→ **What to produce**
Go through the records below and report each line with "title" in it.

[Recorded data]
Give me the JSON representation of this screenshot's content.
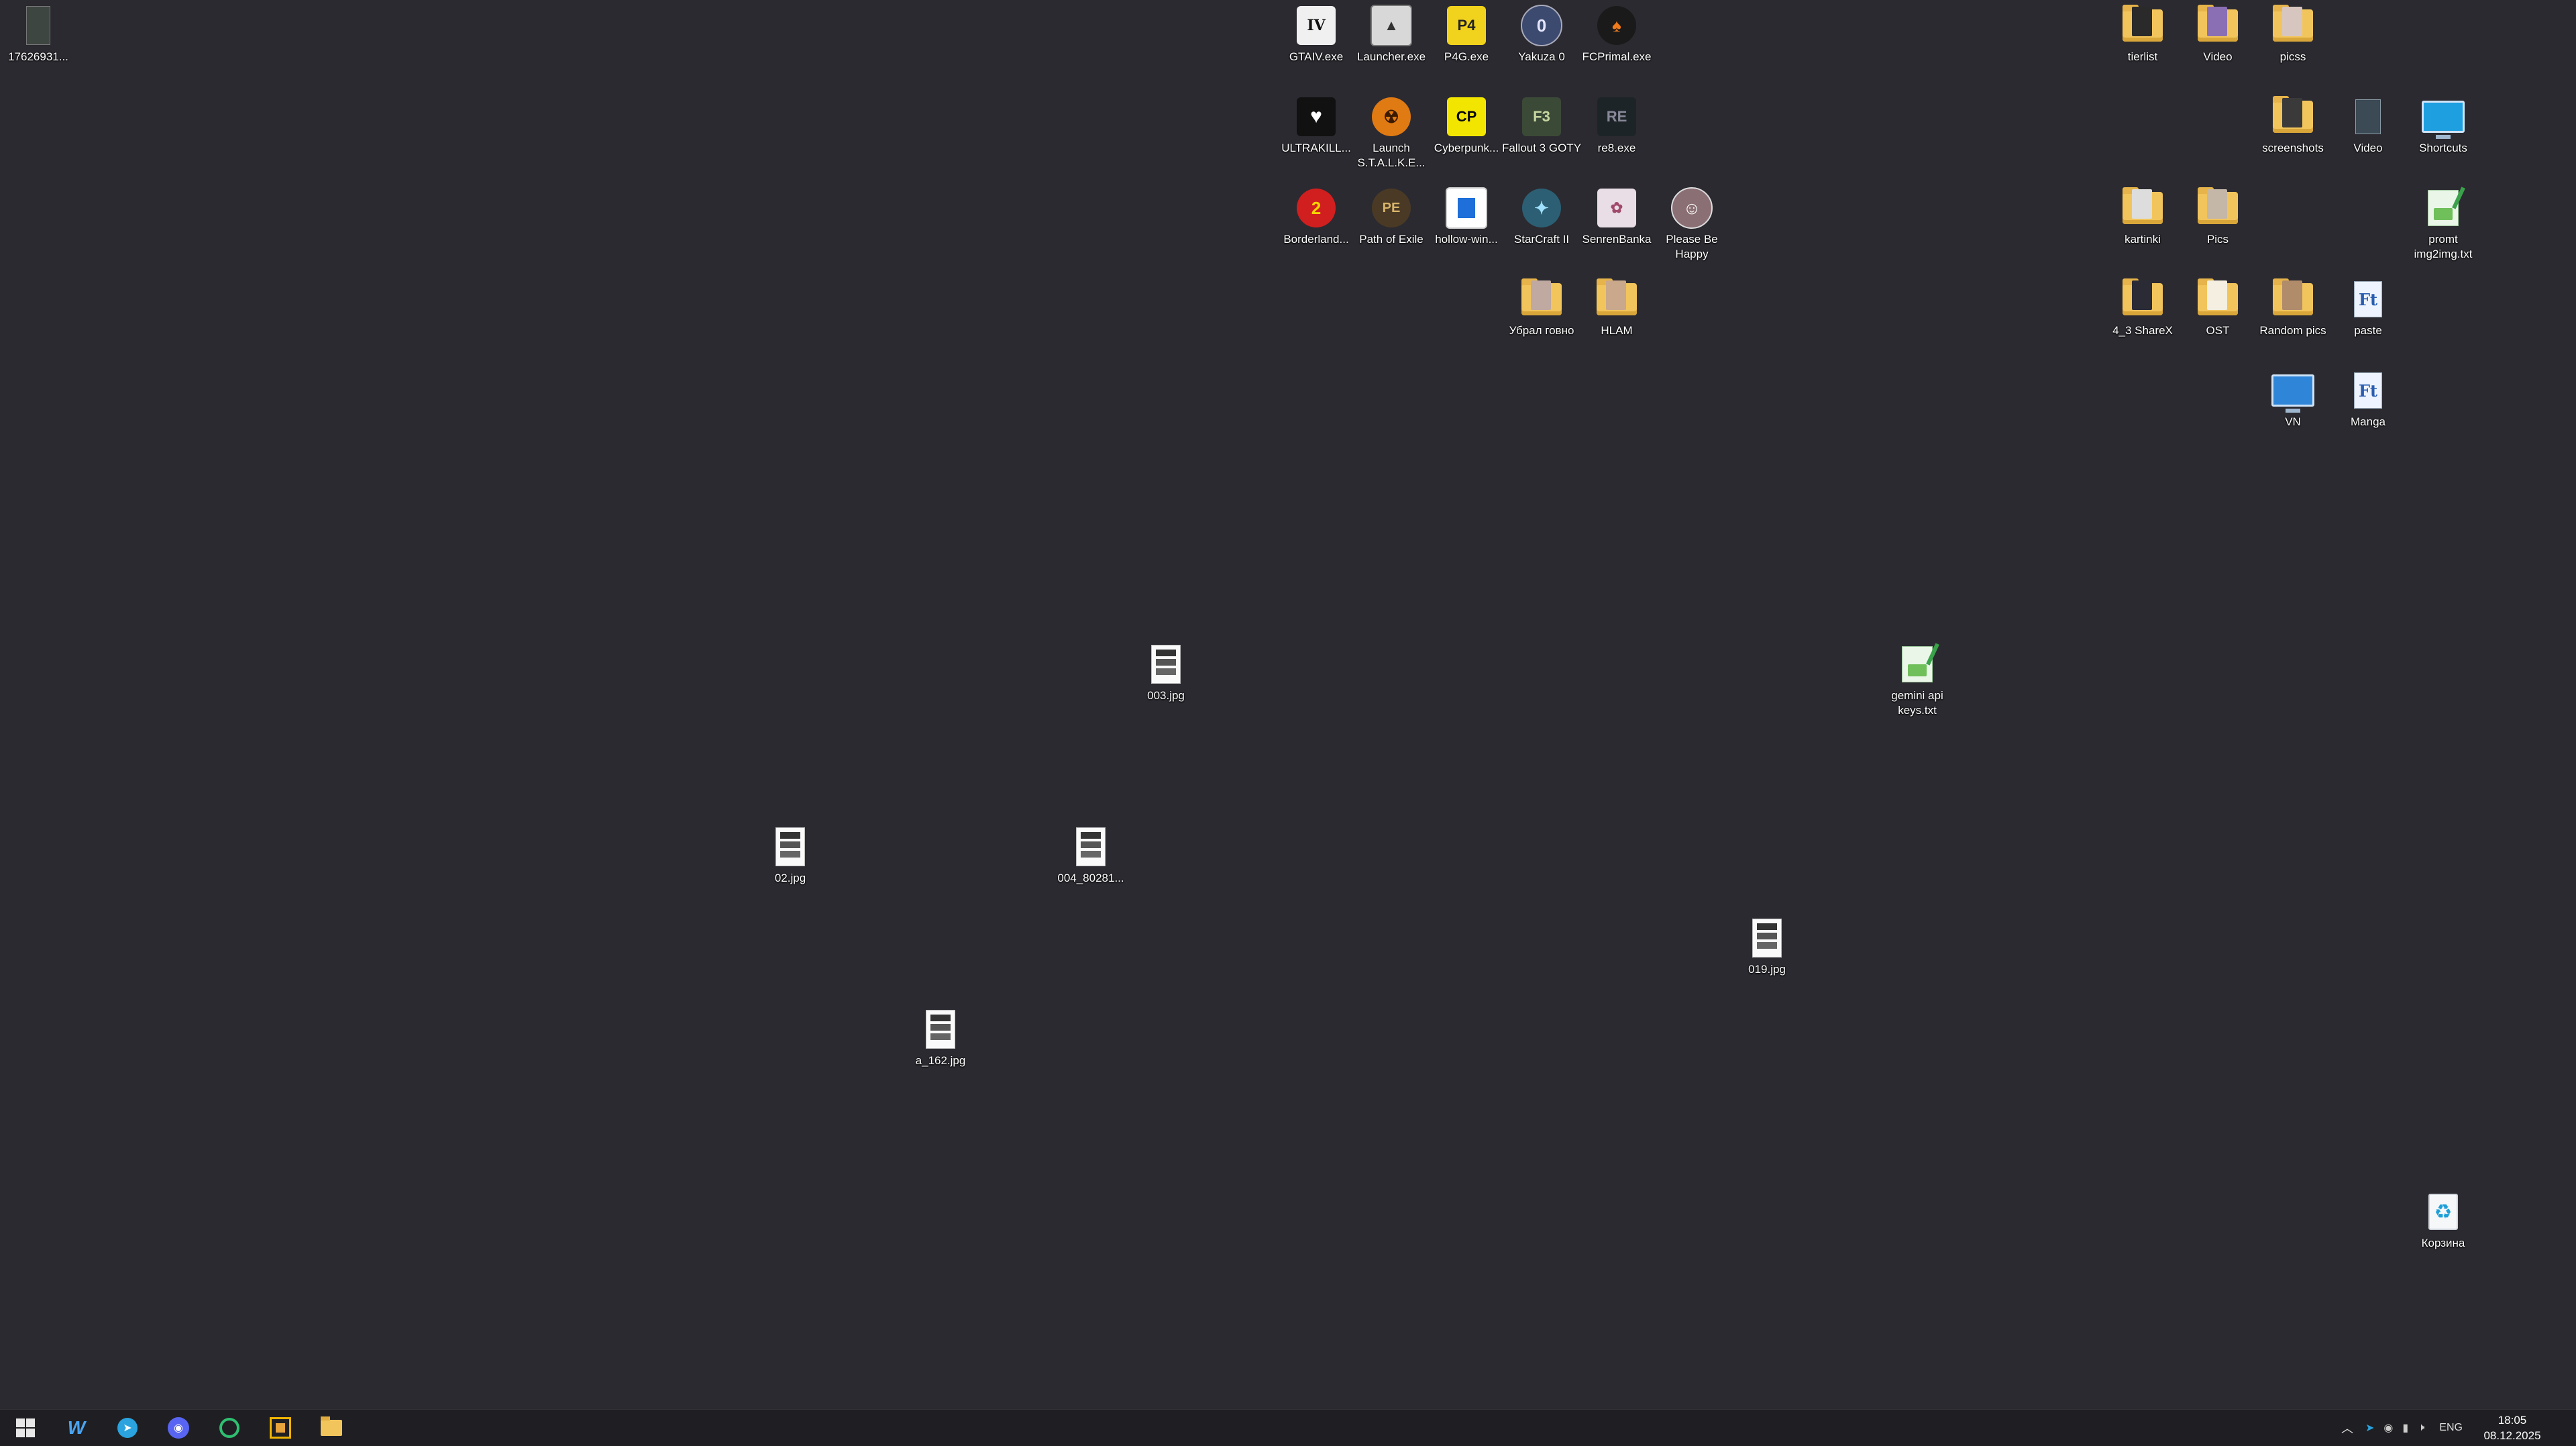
{
  "colors": {
    "desktop_bg": "#2b2a30",
    "taskbar_bg": "#1f1f23",
    "folder": "#f2c55c",
    "label": "#ffffff"
  },
  "desktop": {
    "icons": [
      {
        "id": "i0",
        "label": "17626931...",
        "icon": "image-file-icon"
      },
      {
        "id": "i1",
        "label": "GTAIV.exe",
        "icon": "gtaiv-icon"
      },
      {
        "id": "i2",
        "label": "Launcher.exe",
        "icon": "launcher-icon"
      },
      {
        "id": "i3",
        "label": "P4G.exe",
        "icon": "p4g-icon"
      },
      {
        "id": "i4",
        "label": "Yakuza 0",
        "icon": "yakuza-icon"
      },
      {
        "id": "i5",
        "label": "FCPrimal.exe",
        "icon": "fcprimal-icon"
      },
      {
        "id": "i6",
        "label": "ULTRAKILL...",
        "icon": "ultrakill-icon"
      },
      {
        "id": "i7",
        "label": "Launch S.T.A.L.K.E...",
        "icon": "stalker-icon"
      },
      {
        "id": "i8",
        "label": "Cyberpunk...",
        "icon": "cyberpunk-icon"
      },
      {
        "id": "i9",
        "label": "Fallout 3 GOTY",
        "icon": "fallout-icon"
      },
      {
        "id": "i10",
        "label": "re8.exe",
        "icon": "re8-icon"
      },
      {
        "id": "i11",
        "label": "Borderland...",
        "icon": "borderlands-icon"
      },
      {
        "id": "i12",
        "label": "Path of Exile",
        "icon": "poe-icon"
      },
      {
        "id": "i13",
        "label": "hollow-win...",
        "icon": "hollow-icon"
      },
      {
        "id": "i14",
        "label": "StarCraft II",
        "icon": "starcraft-icon"
      },
      {
        "id": "i15",
        "label": "SenrenBanka",
        "icon": "senren-icon"
      },
      {
        "id": "i16",
        "label": "Please Be Happy",
        "icon": "pleasebehappy-icon"
      },
      {
        "id": "i17",
        "label": "Убрал говно",
        "icon": "folder-icon"
      },
      {
        "id": "i18",
        "label": "HLAM",
        "icon": "folder-icon"
      },
      {
        "id": "i19",
        "label": "tierlist",
        "icon": "folder-icon"
      },
      {
        "id": "i20",
        "label": "Video",
        "icon": "folder-icon"
      },
      {
        "id": "i21",
        "label": "picss",
        "icon": "folder-icon"
      },
      {
        "id": "i22",
        "label": "screenshots",
        "icon": "folder-icon"
      },
      {
        "id": "i23",
        "label": "Video",
        "icon": "video-shortcut-icon"
      },
      {
        "id": "i24",
        "label": "Shortcuts",
        "icon": "shortcuts-icon"
      },
      {
        "id": "i25",
        "label": "kartinki",
        "icon": "folder-icon"
      },
      {
        "id": "i26",
        "label": "Pics",
        "icon": "folder-icon"
      },
      {
        "id": "i27",
        "label": "promt img2img.txt",
        "icon": "text-file-icon"
      },
      {
        "id": "i28",
        "label": "4_3 ShareX",
        "icon": "folder-icon"
      },
      {
        "id": "i29",
        "label": "OST",
        "icon": "folder-icon"
      },
      {
        "id": "i30",
        "label": "Random pics",
        "icon": "folder-icon"
      },
      {
        "id": "i31",
        "label": "paste",
        "icon": "font-file-icon"
      },
      {
        "id": "i32",
        "label": "VN",
        "icon": "vn-monitor-icon"
      },
      {
        "id": "i33",
        "label": "Manga",
        "icon": "font-file-icon"
      },
      {
        "id": "i34",
        "label": "003.jpg",
        "icon": "image-file-icon"
      },
      {
        "id": "i35",
        "label": "gemini api keys.txt",
        "icon": "text-file-icon"
      },
      {
        "id": "i36",
        "label": "02.jpg",
        "icon": "image-file-icon"
      },
      {
        "id": "i37",
        "label": "004_80281...",
        "icon": "image-file-icon"
      },
      {
        "id": "i38",
        "label": "019.jpg",
        "icon": "image-file-icon"
      },
      {
        "id": "i39",
        "label": "a_162.jpg",
        "icon": "image-file-icon"
      },
      {
        "id": "i40",
        "label": "Корзина",
        "icon": "recycle-bin-icon"
      }
    ]
  },
  "taskbar": {
    "apps": [
      {
        "name": "start-button",
        "icon": "windows-icon"
      },
      {
        "name": "taskbar-w-app",
        "icon": "w-app-icon"
      },
      {
        "name": "taskbar-telegram",
        "icon": "telegram-icon"
      },
      {
        "name": "taskbar-discord",
        "icon": "discord-icon"
      },
      {
        "name": "taskbar-green-app",
        "icon": "green-c-icon"
      },
      {
        "name": "taskbar-sharex",
        "icon": "sharex-icon"
      },
      {
        "name": "taskbar-file-explorer",
        "icon": "folder-icon"
      }
    ],
    "tray": {
      "language": "ENG",
      "time": "18:05",
      "date": "08.12.2025"
    }
  }
}
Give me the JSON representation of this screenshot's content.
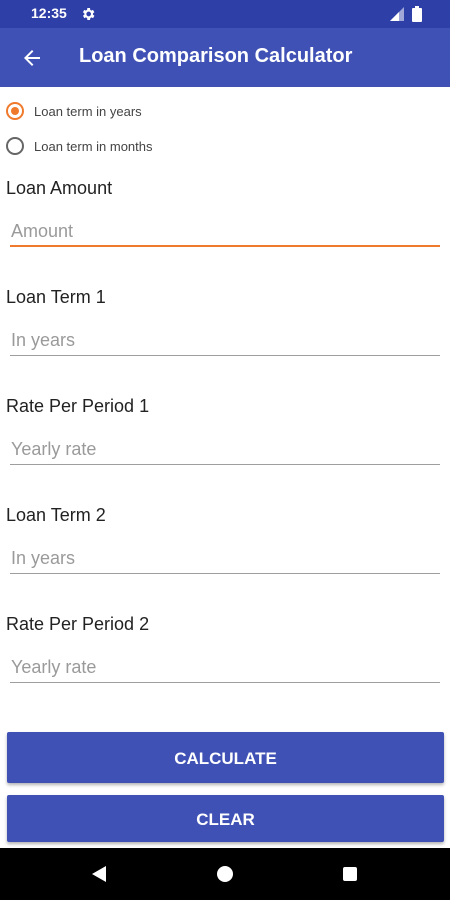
{
  "status_bar": {
    "time": "12:35",
    "icons": [
      "gear-icon",
      "signal-icon",
      "battery-icon"
    ]
  },
  "app_bar": {
    "title": "Loan Comparison Calculator",
    "back_icon": "arrow-back-icon"
  },
  "term_mode": {
    "selected": "years",
    "options": [
      {
        "label": "Loan term in years",
        "checked": true
      },
      {
        "label": "Loan term in months",
        "checked": false
      }
    ]
  },
  "fields": {
    "loan_amount": {
      "label": "Loan Amount",
      "value": "",
      "placeholder": "Amount"
    },
    "loan_term_1": {
      "label": "Loan Term 1",
      "value": "",
      "placeholder": "In years"
    },
    "rate_1": {
      "label": "Rate Per Period 1",
      "value": "",
      "placeholder": "Yearly rate"
    },
    "loan_term_2": {
      "label": "Loan Term 2",
      "value": "",
      "placeholder": "In years"
    },
    "rate_2": {
      "label": "Rate Per Period 2",
      "value": "",
      "placeholder": "Yearly rate"
    }
  },
  "buttons": {
    "calculate": "CALCULATE",
    "clear": "CLEAR"
  },
  "colors": {
    "primary": "#3f51b5",
    "primary_dark": "#2f3fa8",
    "accent": "#f07a2c"
  },
  "nav_bar": {
    "icons": [
      "back-triangle-icon",
      "home-circle-icon",
      "recents-square-icon"
    ]
  }
}
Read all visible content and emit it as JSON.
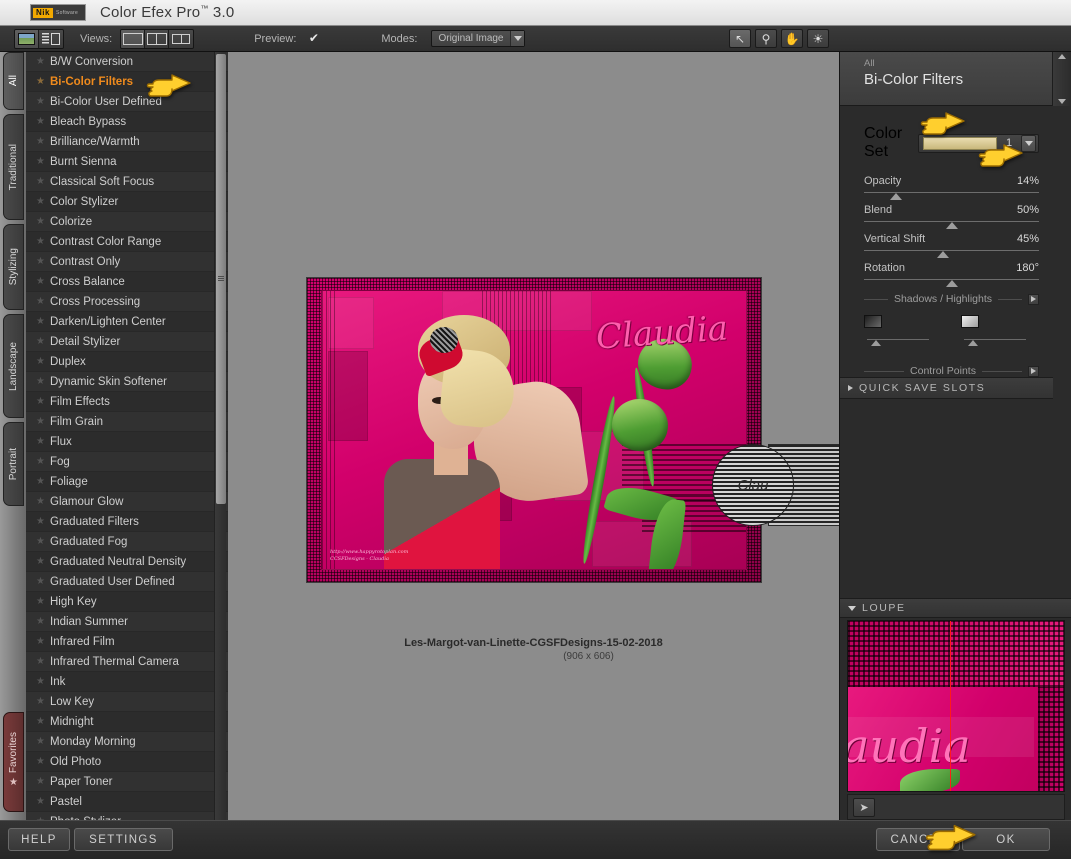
{
  "window": {
    "title": "Color Efex Pro",
    "trademark": "™",
    "version": "3.0",
    "logo_mark": "Nik",
    "logo_sub": "Software"
  },
  "toolbar": {
    "views_label": "Views:",
    "preview_label": "Preview:",
    "preview_checked_glyph": "✔",
    "modes_label": "Modes:",
    "modes_value": "Original Image",
    "view_icons": [
      "image-view-icon",
      "list-view-icon"
    ],
    "view_modes": [
      "single-view-icon",
      "split-view-icon",
      "side-by-side-view-icon"
    ],
    "tools": [
      {
        "name": "cursor-tool",
        "glyph": "↖"
      },
      {
        "name": "zoom-tool",
        "glyph": "⚲"
      },
      {
        "name": "pan-hand-tool",
        "glyph": "✋"
      },
      {
        "name": "brightness-tool",
        "glyph": "☀"
      }
    ]
  },
  "category_tabs": [
    {
      "label": "All",
      "selected": true
    },
    {
      "label": "Traditional",
      "selected": false
    },
    {
      "label": "Stylizing",
      "selected": false
    },
    {
      "label": "Landscape",
      "selected": false
    },
    {
      "label": "Portrait",
      "selected": false
    }
  ],
  "favorites_tab": {
    "label": "Favorites",
    "star_glyph": "★"
  },
  "filters": [
    {
      "label": "B/W Conversion",
      "selected": false
    },
    {
      "label": "Bi-Color Filters",
      "selected": true
    },
    {
      "label": "Bi-Color User Defined",
      "selected": false
    },
    {
      "label": "Bleach Bypass",
      "selected": false
    },
    {
      "label": "Brilliance/Warmth",
      "selected": false
    },
    {
      "label": "Burnt Sienna",
      "selected": false
    },
    {
      "label": "Classical Soft Focus",
      "selected": false
    },
    {
      "label": "Color Stylizer",
      "selected": false
    },
    {
      "label": "Colorize",
      "selected": false
    },
    {
      "label": "Contrast Color Range",
      "selected": false
    },
    {
      "label": "Contrast Only",
      "selected": false
    },
    {
      "label": "Cross Balance",
      "selected": false
    },
    {
      "label": "Cross Processing",
      "selected": false
    },
    {
      "label": "Darken/Lighten Center",
      "selected": false
    },
    {
      "label": "Detail Stylizer",
      "selected": false
    },
    {
      "label": "Duplex",
      "selected": false
    },
    {
      "label": "Dynamic Skin Softener",
      "selected": false
    },
    {
      "label": "Film Effects",
      "selected": false
    },
    {
      "label": "Film Grain",
      "selected": false
    },
    {
      "label": "Flux",
      "selected": false
    },
    {
      "label": "Fog",
      "selected": false
    },
    {
      "label": "Foliage",
      "selected": false
    },
    {
      "label": "Glamour Glow",
      "selected": false
    },
    {
      "label": "Graduated Filters",
      "selected": false
    },
    {
      "label": "Graduated Fog",
      "selected": false
    },
    {
      "label": "Graduated Neutral Density",
      "selected": false
    },
    {
      "label": "Graduated User Defined",
      "selected": false
    },
    {
      "label": "High Key",
      "selected": false
    },
    {
      "label": "Indian Summer",
      "selected": false
    },
    {
      "label": "Infrared Film",
      "selected": false
    },
    {
      "label": "Infrared Thermal Camera",
      "selected": false
    },
    {
      "label": "Ink",
      "selected": false
    },
    {
      "label": "Low Key",
      "selected": false
    },
    {
      "label": "Midnight",
      "selected": false
    },
    {
      "label": "Monday Morning",
      "selected": false
    },
    {
      "label": "Old Photo",
      "selected": false
    },
    {
      "label": "Paper Toner",
      "selected": false
    },
    {
      "label": "Pastel",
      "selected": false
    },
    {
      "label": "Photo Stylizer",
      "selected": false
    }
  ],
  "canvas": {
    "image_caption": "Les-Margot-van-Linette-CGSFDesigns-15-02-2018",
    "image_dimensions": "(906 x 606)",
    "artwork": {
      "script_text": "Claudia",
      "watermark_line1": "http://www.happyrotoplan.com",
      "watermark_line2": "CCSFDesigns - Claudia",
      "stamp_text": "Clau"
    }
  },
  "panel": {
    "category": "All",
    "title": "Bi-Color Filters",
    "color_set": {
      "label": "Color Set",
      "value": "1"
    },
    "sliders": [
      {
        "label": "Opacity",
        "value": "14%",
        "pos_pct": 18
      },
      {
        "label": "Blend",
        "value": "50%",
        "pos_pct": 50
      },
      {
        "label": "Vertical Shift",
        "value": "45%",
        "pos_pct": 45
      },
      {
        "label": "Rotation",
        "value": "180°",
        "pos_pct": 50
      }
    ],
    "shadows_highlights": {
      "title": "Shadows / Highlights",
      "shadow_pos_pct": 8,
      "highlight_pos_pct": 8
    },
    "control_points": {
      "title": "Control Points",
      "remove_glyph": "—",
      "add_glyph": "➕"
    },
    "quick_save_slots": {
      "label": "QUICK SAVE SLOTS",
      "expanded": false
    },
    "loupe": {
      "label": "LOUPE",
      "expanded": true,
      "pin_glyph": "➤"
    }
  },
  "bottom_bar": {
    "help": "HELP",
    "settings": "SETTINGS",
    "cancel": "CANCEL",
    "ok": "OK"
  },
  "colors": {
    "accent_orange": "#f08b1d",
    "cursor_yellow": "#ffcf2e",
    "panel_bg": "#2b2b2b",
    "canvas_bg": "#8c8c8c",
    "crosshair_red": "#ff1a1a"
  }
}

→ **Answer box**
    "title": "Loan Comparison Calculator",
    "title": "Color Efex Pro",
    "title": "Bi-Color Filters",
      "title": "Shadows / Highlights",
      "title": "Control Points",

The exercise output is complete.